Web page and app entries
☆ ☆ ☆

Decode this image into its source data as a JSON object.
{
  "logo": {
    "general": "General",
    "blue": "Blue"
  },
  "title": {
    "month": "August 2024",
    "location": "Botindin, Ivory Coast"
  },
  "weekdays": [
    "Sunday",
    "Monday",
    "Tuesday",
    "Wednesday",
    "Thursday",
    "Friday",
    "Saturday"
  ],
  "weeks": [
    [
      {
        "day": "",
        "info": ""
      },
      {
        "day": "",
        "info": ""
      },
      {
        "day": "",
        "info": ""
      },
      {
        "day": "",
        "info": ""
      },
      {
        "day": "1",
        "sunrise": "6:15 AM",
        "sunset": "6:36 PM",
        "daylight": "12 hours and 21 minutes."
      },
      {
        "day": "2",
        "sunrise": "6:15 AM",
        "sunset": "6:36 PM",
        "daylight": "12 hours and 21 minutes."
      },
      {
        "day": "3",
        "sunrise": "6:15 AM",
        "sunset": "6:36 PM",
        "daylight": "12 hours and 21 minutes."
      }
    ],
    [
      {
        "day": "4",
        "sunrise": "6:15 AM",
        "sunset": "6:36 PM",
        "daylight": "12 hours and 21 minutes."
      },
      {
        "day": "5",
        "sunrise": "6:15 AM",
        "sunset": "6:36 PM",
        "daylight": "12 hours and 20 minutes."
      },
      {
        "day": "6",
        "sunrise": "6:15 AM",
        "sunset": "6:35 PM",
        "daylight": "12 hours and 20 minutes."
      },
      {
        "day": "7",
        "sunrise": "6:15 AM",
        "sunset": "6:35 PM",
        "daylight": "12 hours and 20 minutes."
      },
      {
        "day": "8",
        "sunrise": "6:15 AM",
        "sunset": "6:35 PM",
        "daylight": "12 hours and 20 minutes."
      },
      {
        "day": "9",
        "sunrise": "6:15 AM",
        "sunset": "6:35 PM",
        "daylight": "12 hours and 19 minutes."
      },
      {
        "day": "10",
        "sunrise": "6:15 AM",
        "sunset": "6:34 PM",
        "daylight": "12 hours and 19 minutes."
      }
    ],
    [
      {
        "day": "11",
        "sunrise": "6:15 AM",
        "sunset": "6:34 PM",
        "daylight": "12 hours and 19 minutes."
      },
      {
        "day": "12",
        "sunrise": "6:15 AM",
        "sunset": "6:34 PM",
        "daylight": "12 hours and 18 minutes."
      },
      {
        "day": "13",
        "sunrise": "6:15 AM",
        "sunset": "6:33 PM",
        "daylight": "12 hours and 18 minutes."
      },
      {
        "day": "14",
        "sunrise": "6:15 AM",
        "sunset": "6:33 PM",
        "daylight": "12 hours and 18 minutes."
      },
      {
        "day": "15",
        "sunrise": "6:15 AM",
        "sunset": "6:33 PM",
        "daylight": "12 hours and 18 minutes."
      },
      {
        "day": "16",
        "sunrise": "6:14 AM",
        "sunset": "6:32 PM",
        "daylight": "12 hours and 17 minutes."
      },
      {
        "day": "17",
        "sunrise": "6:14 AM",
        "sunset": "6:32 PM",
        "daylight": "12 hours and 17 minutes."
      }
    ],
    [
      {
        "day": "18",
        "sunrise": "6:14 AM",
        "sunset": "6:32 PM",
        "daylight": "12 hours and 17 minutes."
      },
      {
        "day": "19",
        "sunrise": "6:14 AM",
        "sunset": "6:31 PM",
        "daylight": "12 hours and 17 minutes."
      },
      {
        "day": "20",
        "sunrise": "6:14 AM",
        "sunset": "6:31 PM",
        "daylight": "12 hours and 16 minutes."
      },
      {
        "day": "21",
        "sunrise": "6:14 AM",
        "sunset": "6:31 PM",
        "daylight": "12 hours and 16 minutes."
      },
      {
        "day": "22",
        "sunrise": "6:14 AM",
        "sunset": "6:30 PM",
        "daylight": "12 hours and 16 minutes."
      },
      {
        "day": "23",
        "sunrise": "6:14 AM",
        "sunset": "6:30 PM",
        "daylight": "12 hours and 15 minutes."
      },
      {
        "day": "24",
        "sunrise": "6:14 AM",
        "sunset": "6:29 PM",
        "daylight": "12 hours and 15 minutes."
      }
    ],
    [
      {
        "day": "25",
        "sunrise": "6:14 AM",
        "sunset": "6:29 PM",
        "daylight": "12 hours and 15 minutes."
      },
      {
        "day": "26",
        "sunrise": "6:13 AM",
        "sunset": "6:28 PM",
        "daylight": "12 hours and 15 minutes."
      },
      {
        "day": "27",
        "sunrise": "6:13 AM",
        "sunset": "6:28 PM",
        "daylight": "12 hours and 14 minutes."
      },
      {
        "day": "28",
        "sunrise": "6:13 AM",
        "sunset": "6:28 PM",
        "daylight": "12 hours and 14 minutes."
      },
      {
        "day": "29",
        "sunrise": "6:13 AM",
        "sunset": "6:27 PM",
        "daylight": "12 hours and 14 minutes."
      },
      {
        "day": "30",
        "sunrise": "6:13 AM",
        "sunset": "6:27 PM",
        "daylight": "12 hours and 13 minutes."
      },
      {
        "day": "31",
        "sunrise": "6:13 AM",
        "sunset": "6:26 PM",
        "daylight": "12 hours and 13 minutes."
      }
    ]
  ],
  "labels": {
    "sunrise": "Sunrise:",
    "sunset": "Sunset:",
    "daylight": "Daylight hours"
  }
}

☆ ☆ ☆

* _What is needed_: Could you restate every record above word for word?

* _Task answer_:
Decode this image into its source data as a JSON object.
{
  "logo": {
    "general": "General",
    "blue": "Blue"
  },
  "title": {
    "month": "August 2024",
    "location": "Botindin, Ivory Coast"
  },
  "weekdays": [
    "Sunday",
    "Monday",
    "Tuesday",
    "Wednesday",
    "Thursday",
    "Friday",
    "Saturday"
  ],
  "weeks": [
    [
      {
        "day": "",
        "info": ""
      },
      {
        "day": "",
        "info": ""
      },
      {
        "day": "",
        "info": ""
      },
      {
        "day": "",
        "info": ""
      },
      {
        "day": "1",
        "sunrise": "6:15 AM",
        "sunset": "6:36 PM",
        "daylight": "12 hours and 21 minutes."
      },
      {
        "day": "2",
        "sunrise": "6:15 AM",
        "sunset": "6:36 PM",
        "daylight": "12 hours and 21 minutes."
      },
      {
        "day": "3",
        "sunrise": "6:15 AM",
        "sunset": "6:36 PM",
        "daylight": "12 hours and 21 minutes."
      }
    ],
    [
      {
        "day": "4",
        "sunrise": "6:15 AM",
        "sunset": "6:36 PM",
        "daylight": "12 hours and 21 minutes."
      },
      {
        "day": "5",
        "sunrise": "6:15 AM",
        "sunset": "6:36 PM",
        "daylight": "12 hours and 20 minutes."
      },
      {
        "day": "6",
        "sunrise": "6:15 AM",
        "sunset": "6:35 PM",
        "daylight": "12 hours and 20 minutes."
      },
      {
        "day": "7",
        "sunrise": "6:15 AM",
        "sunset": "6:35 PM",
        "daylight": "12 hours and 20 minutes."
      },
      {
        "day": "8",
        "sunrise": "6:15 AM",
        "sunset": "6:35 PM",
        "daylight": "12 hours and 20 minutes."
      },
      {
        "day": "9",
        "sunrise": "6:15 AM",
        "sunset": "6:35 PM",
        "daylight": "12 hours and 19 minutes."
      },
      {
        "day": "10",
        "sunrise": "6:15 AM",
        "sunset": "6:34 PM",
        "daylight": "12 hours and 19 minutes."
      }
    ],
    [
      {
        "day": "11",
        "sunrise": "6:15 AM",
        "sunset": "6:34 PM",
        "daylight": "12 hours and 19 minutes."
      },
      {
        "day": "12",
        "sunrise": "6:15 AM",
        "sunset": "6:34 PM",
        "daylight": "12 hours and 18 minutes."
      },
      {
        "day": "13",
        "sunrise": "6:15 AM",
        "sunset": "6:33 PM",
        "daylight": "12 hours and 18 minutes."
      },
      {
        "day": "14",
        "sunrise": "6:15 AM",
        "sunset": "6:33 PM",
        "daylight": "12 hours and 18 minutes."
      },
      {
        "day": "15",
        "sunrise": "6:15 AM",
        "sunset": "6:33 PM",
        "daylight": "12 hours and 18 minutes."
      },
      {
        "day": "16",
        "sunrise": "6:14 AM",
        "sunset": "6:32 PM",
        "daylight": "12 hours and 17 minutes."
      },
      {
        "day": "17",
        "sunrise": "6:14 AM",
        "sunset": "6:32 PM",
        "daylight": "12 hours and 17 minutes."
      }
    ],
    [
      {
        "day": "18",
        "sunrise": "6:14 AM",
        "sunset": "6:32 PM",
        "daylight": "12 hours and 17 minutes."
      },
      {
        "day": "19",
        "sunrise": "6:14 AM",
        "sunset": "6:31 PM",
        "daylight": "12 hours and 17 minutes."
      },
      {
        "day": "20",
        "sunrise": "6:14 AM",
        "sunset": "6:31 PM",
        "daylight": "12 hours and 16 minutes."
      },
      {
        "day": "21",
        "sunrise": "6:14 AM",
        "sunset": "6:31 PM",
        "daylight": "12 hours and 16 minutes."
      },
      {
        "day": "22",
        "sunrise": "6:14 AM",
        "sunset": "6:30 PM",
        "daylight": "12 hours and 16 minutes."
      },
      {
        "day": "23",
        "sunrise": "6:14 AM",
        "sunset": "6:30 PM",
        "daylight": "12 hours and 15 minutes."
      },
      {
        "day": "24",
        "sunrise": "6:14 AM",
        "sunset": "6:29 PM",
        "daylight": "12 hours and 15 minutes."
      }
    ],
    [
      {
        "day": "25",
        "sunrise": "6:14 AM",
        "sunset": "6:29 PM",
        "daylight": "12 hours and 15 minutes."
      },
      {
        "day": "26",
        "sunrise": "6:13 AM",
        "sunset": "6:28 PM",
        "daylight": "12 hours and 15 minutes."
      },
      {
        "day": "27",
        "sunrise": "6:13 AM",
        "sunset": "6:28 PM",
        "daylight": "12 hours and 14 minutes."
      },
      {
        "day": "28",
        "sunrise": "6:13 AM",
        "sunset": "6:28 PM",
        "daylight": "12 hours and 14 minutes."
      },
      {
        "day": "29",
        "sunrise": "6:13 AM",
        "sunset": "6:27 PM",
        "daylight": "12 hours and 14 minutes."
      },
      {
        "day": "30",
        "sunrise": "6:13 AM",
        "sunset": "6:27 PM",
        "daylight": "12 hours and 13 minutes."
      },
      {
        "day": "31",
        "sunrise": "6:13 AM",
        "sunset": "6:26 PM",
        "daylight": "12 hours and 13 minutes."
      }
    ]
  ],
  "labels": {
    "sunrise": "Sunrise:",
    "sunset": "Sunset:",
    "daylight": "Daylight hours"
  }
}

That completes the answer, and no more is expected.